Required action
Which of the lines below contain the string "format"? Copy each one.
= Beginning of Section =
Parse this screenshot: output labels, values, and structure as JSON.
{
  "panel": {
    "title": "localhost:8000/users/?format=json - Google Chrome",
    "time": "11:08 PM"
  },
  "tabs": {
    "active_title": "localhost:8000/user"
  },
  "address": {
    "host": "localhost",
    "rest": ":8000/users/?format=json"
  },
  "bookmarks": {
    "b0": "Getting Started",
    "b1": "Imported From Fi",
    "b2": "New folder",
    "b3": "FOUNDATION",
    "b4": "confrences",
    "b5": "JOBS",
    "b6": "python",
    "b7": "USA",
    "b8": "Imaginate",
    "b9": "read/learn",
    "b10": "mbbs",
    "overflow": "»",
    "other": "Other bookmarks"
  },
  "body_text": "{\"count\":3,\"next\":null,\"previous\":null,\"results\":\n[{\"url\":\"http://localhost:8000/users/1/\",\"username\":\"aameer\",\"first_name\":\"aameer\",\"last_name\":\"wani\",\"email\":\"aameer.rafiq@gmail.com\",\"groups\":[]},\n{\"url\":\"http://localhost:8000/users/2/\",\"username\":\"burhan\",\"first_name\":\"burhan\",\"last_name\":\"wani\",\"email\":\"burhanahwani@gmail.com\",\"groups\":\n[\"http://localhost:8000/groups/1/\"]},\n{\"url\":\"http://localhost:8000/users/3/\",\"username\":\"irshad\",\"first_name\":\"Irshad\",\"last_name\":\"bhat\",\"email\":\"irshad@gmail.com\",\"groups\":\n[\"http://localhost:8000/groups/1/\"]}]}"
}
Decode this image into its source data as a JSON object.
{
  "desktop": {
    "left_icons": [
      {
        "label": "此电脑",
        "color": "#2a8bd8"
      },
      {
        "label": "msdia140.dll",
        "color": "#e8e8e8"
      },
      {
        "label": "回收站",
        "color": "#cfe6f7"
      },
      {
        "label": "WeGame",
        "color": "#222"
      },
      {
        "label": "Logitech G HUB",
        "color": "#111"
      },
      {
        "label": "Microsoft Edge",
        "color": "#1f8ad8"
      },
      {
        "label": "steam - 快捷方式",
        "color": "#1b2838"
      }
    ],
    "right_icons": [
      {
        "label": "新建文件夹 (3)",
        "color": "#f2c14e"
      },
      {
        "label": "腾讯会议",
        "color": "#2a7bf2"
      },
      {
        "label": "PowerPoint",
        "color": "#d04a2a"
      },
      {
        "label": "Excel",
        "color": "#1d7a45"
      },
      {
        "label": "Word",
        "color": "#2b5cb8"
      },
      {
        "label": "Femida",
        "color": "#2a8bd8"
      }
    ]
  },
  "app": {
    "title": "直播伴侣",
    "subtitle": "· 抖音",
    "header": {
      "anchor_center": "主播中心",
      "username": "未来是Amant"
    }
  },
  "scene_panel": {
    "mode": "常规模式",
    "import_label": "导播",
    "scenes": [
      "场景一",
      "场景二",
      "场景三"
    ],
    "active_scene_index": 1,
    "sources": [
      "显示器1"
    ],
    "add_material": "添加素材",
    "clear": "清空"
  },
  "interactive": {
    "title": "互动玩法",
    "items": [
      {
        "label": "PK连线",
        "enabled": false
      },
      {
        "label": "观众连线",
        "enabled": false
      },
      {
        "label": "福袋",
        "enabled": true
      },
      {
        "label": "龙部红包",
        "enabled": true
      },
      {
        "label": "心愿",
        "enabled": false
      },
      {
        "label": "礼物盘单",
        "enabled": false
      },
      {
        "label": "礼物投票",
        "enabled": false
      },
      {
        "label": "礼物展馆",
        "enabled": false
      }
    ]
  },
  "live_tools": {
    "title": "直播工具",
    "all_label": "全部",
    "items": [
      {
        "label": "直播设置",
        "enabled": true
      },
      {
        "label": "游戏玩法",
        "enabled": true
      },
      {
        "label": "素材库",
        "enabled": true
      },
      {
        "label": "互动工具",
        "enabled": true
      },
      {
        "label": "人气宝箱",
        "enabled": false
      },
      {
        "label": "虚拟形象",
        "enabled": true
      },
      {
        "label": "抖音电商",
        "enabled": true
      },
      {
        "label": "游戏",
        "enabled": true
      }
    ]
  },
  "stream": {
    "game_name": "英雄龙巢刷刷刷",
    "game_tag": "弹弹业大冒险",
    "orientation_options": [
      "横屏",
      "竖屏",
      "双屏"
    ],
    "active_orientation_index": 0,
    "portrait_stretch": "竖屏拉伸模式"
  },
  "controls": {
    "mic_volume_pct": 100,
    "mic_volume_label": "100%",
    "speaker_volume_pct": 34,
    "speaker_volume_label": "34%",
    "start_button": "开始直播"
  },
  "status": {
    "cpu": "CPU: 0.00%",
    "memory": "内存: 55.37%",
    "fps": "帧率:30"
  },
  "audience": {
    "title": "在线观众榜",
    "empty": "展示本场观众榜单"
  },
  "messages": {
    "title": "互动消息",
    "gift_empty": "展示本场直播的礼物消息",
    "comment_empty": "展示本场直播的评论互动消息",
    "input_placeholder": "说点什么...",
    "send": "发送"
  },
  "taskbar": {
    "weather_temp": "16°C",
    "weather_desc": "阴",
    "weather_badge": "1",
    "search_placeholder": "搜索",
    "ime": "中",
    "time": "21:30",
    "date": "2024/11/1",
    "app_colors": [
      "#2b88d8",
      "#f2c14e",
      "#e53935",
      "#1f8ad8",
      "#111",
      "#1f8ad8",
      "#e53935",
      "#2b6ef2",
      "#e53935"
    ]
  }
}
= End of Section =
Result of this task
    "title": "localhost:8000/users/?format=json - Google Chrome",
    "rest": ":8000/users/?format=json"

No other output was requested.